Syn.: Hamamelis macrophylla, dioica
Part Used: Stem Bark and also the bark of the root. Moisture content of the fresh bark of the root 150 ml per 100 g solids.
Plantae; Spermatophyta, Angiospermae - Flowering Plants; Dicotyledonae; Hamamelididae (Amentiferae); Hamamelidales; Hamamelida
Introduced in Homoeopathic practice in 1851 by Dr. Preston. Allen's Encyclop. Mat. Med. Vol. IV, 528.
Description of the substance
Botanists deem the common witch hazel Hamamelis virginiana. The generic name, Hamamelis, comes from a name that Hippocrates applied to the medlar (a small hawthorn-like fruit). The name combines two Greek word roots meaning fruit (apple) and "together," referring to the plant's habit of producing flowers at the same time the previous year's fruits mature and disperse seed. The fruits are worth a mention. Witch hazel produces a capsule-like fruit enshrining two shiny hard black seeds with white, oily, edible interiors. These nutty seeds were savored by Indians of the south. The flavor is like that of pistachio nuts. Witch hazel has a mechanical seed dispersal action. When mature, the seed capsules explode apart with a cracking pop, catapulting the seeds up to ten yards from the shrub. Remember this if you bring a bouquet of witch hazel twigs indoors when flowering in autumn. The seed capsules of the previous year are there at the same time. When they heat-up in the warm confines of a home, they will explode!
In a range extending from Nova Scotia, west to Ontario, and south to Texas, and Florida, common witch hazel flourishes on shaded north-facing slopes, along fence rows, country roads, and the stony banks of brooks.
This shrub, long known in cultivation, consists of several crooked branching trunks from one root, 4 to 6 inches in diameter, 10 to 12 feet in height, with a smooth grey bark, leaves 3 to 5 inches long and about 3 inches wide, on short petioles, alternate, oval or obovate, acuminate, obliquely subcordate at the base, the margin crenate, dentate, scabrous, with raised spots underneath, pinnately veined and having stellate hairs.
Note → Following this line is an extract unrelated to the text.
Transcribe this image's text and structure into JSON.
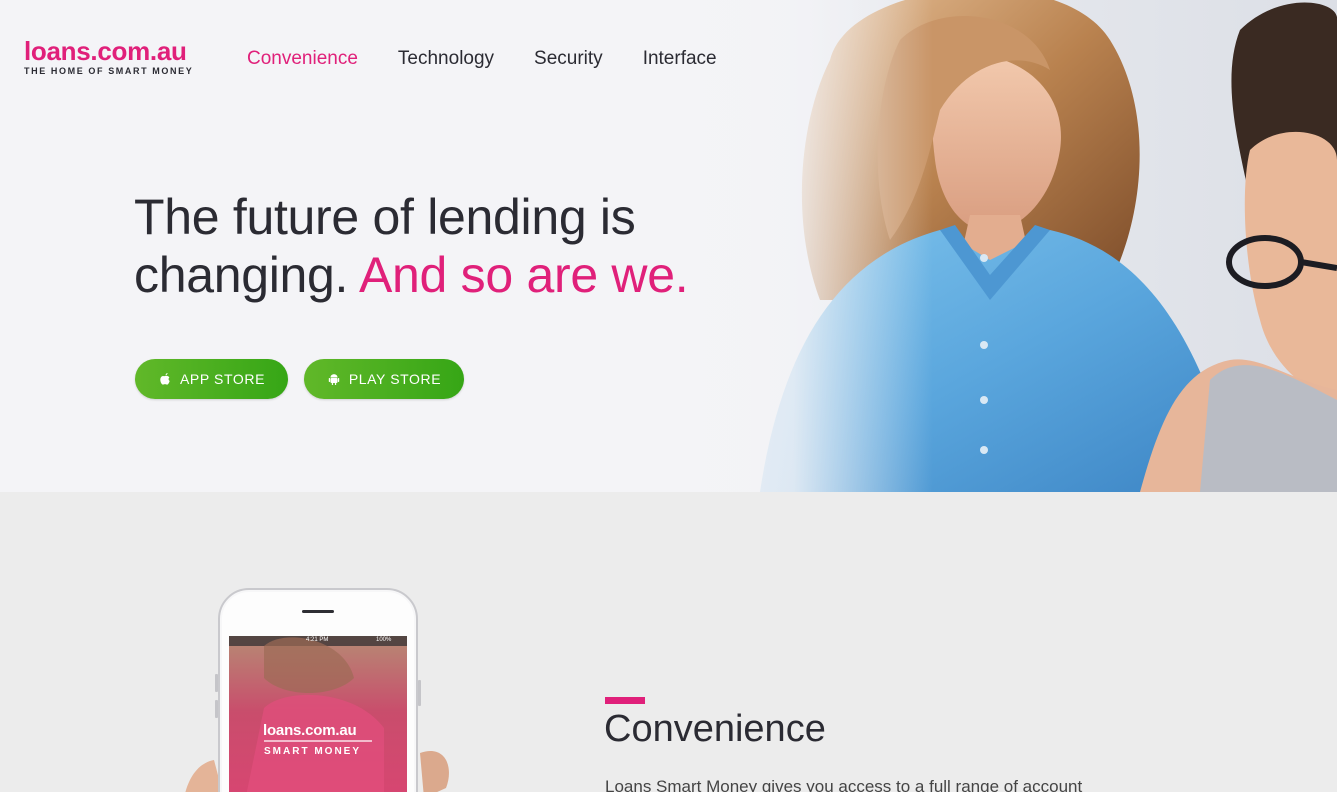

The leaves drop off in autumn, then the yellow flowers appear, very late in September and in October, in clusters from the joints, followed by black nuts, containing white seeds which are oily and edible. In Britain, the nut does not bear seeds, but in America, they are produced abundantly, but often do not ripen till the following summer. The seeds are ejected violently when ripe, hence the name Snapping Hazelnut. The leaves are inodorous, with an astringent and bitterish aromatic taste. The twigs are flexible and rough, colour externally, yellowish-brown to purple, wood greeny white, pith small